Does the job you are considering require a 4 year degree, such as accounting, or pre-med? Perhaps if you are thinking of being a police officer or a nurse, be mindful that some technical schools offer classes to help you possibly finish that degree in less than 4 years.

-Am I willing to rack up a bunch of debt?

I do believe that education is definitely an investment, and it’s proven that the higher degree you have, the more money you will make down the road. It’s worth it if you absolutely know that you will be making enough money down the road to pay back those loans. However, if you aren’t certain with what you want to go to college for and feel uneasy wasting a year or two as an undecided major, it may be a safer option for you to start at a technical college to work on your gen-eds. You can always transfer to a 4 -year university down the road.

College is unbelievable expensive. I have over $40K in debt, and I get extremely depressed just thinking about it. That is the reality of living in this generation. Will your future career be able to pay off those loans? Again, education is a smart investment, but it’s also smart to be thinking realistically. If you’re planning on getting a Bachelor’s degree is philosophy and end up waiting tables after you graduate, you’re going to struggle.

-What do I love doing?

I love asking my students this. Seriously though- when you have free time, what do you love doing? Do you love fixing cars? Do you love writing? Are you passionate about doing hair? Are you reading books on entrepreneurship? Sometimes, we find immense passion and joy in our everyday hobbies that can even lead to a stellar career. Listen to what your heart tells you. “Do what you love, and you’ll never work a day in your life.”

The bottom line? Think of the bigger picture. Explore. Have a plan. And know that if the plan goes off course, it’s not the end of the world. Even if you are unsure of what direction you want your life to go in, know that it’s all going to be okay. You’ll figure it out. It’s all about the journey, rather than the destination, after all.

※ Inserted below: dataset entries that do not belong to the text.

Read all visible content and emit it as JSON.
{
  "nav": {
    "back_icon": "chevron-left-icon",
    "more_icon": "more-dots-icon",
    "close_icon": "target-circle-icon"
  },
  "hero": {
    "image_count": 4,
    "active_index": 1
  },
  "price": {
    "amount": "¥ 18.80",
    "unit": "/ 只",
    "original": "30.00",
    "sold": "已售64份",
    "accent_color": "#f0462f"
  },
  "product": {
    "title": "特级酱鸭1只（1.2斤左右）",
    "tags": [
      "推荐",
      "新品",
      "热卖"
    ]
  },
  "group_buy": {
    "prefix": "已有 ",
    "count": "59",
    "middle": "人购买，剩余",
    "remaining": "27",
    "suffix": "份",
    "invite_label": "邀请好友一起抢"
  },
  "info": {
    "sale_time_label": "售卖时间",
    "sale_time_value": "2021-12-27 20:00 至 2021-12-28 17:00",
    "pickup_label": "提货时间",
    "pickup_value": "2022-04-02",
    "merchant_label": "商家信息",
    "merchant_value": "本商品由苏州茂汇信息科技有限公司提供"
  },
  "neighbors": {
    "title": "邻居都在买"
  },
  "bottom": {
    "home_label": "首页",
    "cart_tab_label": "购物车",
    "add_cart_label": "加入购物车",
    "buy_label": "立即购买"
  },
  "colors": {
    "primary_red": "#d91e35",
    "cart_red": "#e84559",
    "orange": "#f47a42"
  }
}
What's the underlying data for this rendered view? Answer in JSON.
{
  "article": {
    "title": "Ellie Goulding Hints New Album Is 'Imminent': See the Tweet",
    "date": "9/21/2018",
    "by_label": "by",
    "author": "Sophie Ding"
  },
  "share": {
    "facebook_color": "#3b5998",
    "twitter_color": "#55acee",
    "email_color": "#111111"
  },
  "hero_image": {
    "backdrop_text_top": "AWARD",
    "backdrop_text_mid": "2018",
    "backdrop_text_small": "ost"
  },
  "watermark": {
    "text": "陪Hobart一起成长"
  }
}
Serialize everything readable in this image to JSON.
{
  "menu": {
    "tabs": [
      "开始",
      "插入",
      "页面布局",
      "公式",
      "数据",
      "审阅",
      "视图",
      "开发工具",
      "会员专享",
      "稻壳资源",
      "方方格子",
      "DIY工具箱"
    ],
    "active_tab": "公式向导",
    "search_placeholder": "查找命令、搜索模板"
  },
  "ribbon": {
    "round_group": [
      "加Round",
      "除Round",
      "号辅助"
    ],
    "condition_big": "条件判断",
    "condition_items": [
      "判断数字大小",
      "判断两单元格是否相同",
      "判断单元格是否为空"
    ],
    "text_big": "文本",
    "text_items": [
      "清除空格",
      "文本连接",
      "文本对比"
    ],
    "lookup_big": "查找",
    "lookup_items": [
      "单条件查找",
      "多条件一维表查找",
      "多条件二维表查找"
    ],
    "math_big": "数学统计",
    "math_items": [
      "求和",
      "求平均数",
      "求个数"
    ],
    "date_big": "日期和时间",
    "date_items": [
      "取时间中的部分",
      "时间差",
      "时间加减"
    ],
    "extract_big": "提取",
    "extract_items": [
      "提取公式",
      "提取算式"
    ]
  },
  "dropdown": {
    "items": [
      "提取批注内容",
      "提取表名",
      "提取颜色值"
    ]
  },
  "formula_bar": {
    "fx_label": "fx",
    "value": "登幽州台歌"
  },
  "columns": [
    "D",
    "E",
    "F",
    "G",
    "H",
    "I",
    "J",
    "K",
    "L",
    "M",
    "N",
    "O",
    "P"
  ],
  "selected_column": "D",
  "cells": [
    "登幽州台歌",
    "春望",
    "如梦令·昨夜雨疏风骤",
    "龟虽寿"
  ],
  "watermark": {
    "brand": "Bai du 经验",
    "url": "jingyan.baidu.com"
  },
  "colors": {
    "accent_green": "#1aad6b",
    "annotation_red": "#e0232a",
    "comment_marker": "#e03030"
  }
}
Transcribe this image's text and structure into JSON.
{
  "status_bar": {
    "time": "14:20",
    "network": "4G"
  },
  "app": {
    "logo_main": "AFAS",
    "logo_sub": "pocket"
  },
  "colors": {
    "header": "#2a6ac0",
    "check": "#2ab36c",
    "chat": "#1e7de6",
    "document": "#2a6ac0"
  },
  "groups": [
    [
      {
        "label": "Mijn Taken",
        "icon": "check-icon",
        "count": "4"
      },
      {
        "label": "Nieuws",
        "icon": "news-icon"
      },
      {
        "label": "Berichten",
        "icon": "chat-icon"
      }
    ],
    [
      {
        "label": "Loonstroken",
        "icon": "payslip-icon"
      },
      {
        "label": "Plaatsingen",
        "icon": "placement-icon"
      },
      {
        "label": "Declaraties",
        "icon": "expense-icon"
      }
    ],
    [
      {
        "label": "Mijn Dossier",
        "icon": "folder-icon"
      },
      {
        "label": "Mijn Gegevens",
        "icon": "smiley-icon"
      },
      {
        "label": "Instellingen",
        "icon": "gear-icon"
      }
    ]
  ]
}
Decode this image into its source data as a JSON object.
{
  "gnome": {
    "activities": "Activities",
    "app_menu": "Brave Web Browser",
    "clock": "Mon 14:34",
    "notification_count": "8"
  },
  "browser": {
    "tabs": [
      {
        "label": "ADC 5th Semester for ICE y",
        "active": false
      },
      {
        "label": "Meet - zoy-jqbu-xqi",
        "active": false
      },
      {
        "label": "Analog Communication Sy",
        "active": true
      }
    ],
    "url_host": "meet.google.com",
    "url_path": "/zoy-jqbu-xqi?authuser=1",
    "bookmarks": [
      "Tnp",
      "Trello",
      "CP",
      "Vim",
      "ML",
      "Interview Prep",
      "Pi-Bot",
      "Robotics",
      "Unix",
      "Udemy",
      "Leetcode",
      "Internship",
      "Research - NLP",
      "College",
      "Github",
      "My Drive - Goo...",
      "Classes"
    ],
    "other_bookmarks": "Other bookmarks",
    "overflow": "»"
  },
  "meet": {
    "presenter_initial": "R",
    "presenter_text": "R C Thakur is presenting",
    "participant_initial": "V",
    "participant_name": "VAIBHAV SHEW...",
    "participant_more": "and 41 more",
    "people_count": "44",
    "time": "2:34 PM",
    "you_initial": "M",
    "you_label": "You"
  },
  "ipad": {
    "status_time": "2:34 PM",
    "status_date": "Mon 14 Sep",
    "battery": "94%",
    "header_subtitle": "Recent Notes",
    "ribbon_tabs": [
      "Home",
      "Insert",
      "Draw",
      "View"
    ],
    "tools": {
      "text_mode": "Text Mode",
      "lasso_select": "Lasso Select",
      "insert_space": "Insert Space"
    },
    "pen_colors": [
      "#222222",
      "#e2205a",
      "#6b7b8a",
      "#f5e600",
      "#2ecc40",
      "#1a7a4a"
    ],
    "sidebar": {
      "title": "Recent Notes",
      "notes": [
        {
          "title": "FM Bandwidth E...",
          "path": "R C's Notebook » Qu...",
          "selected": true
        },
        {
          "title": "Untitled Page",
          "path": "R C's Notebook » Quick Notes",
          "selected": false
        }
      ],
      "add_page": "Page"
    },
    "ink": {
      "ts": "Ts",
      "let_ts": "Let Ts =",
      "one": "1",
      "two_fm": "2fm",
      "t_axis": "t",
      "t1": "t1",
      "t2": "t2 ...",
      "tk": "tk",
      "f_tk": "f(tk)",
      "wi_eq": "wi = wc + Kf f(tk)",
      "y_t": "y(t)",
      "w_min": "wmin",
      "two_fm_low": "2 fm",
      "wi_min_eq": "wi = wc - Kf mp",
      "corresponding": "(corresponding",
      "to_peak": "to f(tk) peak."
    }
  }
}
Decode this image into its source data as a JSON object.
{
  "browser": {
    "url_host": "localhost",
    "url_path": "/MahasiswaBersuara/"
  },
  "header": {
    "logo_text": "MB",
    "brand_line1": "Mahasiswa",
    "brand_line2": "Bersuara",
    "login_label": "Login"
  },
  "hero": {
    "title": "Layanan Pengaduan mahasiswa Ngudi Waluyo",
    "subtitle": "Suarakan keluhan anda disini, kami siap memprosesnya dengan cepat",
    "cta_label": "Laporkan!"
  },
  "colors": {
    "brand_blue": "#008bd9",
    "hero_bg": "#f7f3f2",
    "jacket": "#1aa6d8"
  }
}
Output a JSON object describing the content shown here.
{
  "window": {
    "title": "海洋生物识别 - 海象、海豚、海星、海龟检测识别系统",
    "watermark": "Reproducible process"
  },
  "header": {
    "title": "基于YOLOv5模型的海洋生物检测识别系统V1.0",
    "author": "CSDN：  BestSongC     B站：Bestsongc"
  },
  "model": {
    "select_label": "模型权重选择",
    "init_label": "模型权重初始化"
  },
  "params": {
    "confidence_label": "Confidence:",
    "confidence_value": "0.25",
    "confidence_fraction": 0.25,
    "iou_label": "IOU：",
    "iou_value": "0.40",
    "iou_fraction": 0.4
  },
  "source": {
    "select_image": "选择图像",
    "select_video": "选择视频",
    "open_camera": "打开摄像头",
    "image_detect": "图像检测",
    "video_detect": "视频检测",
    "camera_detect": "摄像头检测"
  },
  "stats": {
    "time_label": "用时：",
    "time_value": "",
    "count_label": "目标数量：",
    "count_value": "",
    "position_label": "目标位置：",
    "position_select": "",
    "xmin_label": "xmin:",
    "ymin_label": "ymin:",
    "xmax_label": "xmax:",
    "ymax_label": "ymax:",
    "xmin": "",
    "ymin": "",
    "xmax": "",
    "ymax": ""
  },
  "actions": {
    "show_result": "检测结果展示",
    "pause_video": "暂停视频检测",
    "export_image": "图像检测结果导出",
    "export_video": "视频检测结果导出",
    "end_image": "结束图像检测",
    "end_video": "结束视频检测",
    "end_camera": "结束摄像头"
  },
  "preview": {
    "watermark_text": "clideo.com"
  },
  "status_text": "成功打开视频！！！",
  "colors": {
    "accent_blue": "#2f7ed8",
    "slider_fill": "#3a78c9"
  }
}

Now try to enjoy the last year of high school while you can, because once it’s gone, you’ll never get it back! Take your life seriously, but don’t take it TOO seriously. 😉


Note: I previously wrote an article for Huffington Post, Are Universities for Everyone? A Millennial’s Perspective. Some bits of this article have been used in this blog post and modified to fit this senior class audience better.

Chelsea Hetzel

Chelsea Hetzel

Chelsea is a 2010 graduate from Oconto Falls High and a 2014 psychology graduate from UW-La Crosse. She is currently working towards her Master’s degree in school counseling at UW-Oshkosh and blogs at InspirationIndulgence.com. When she isn’t blogging or writing, she enjoys traveling, the outdoors, and Grey’s Anatomy binge marathons while consuming semi-large portions of pasta and/or chocolate.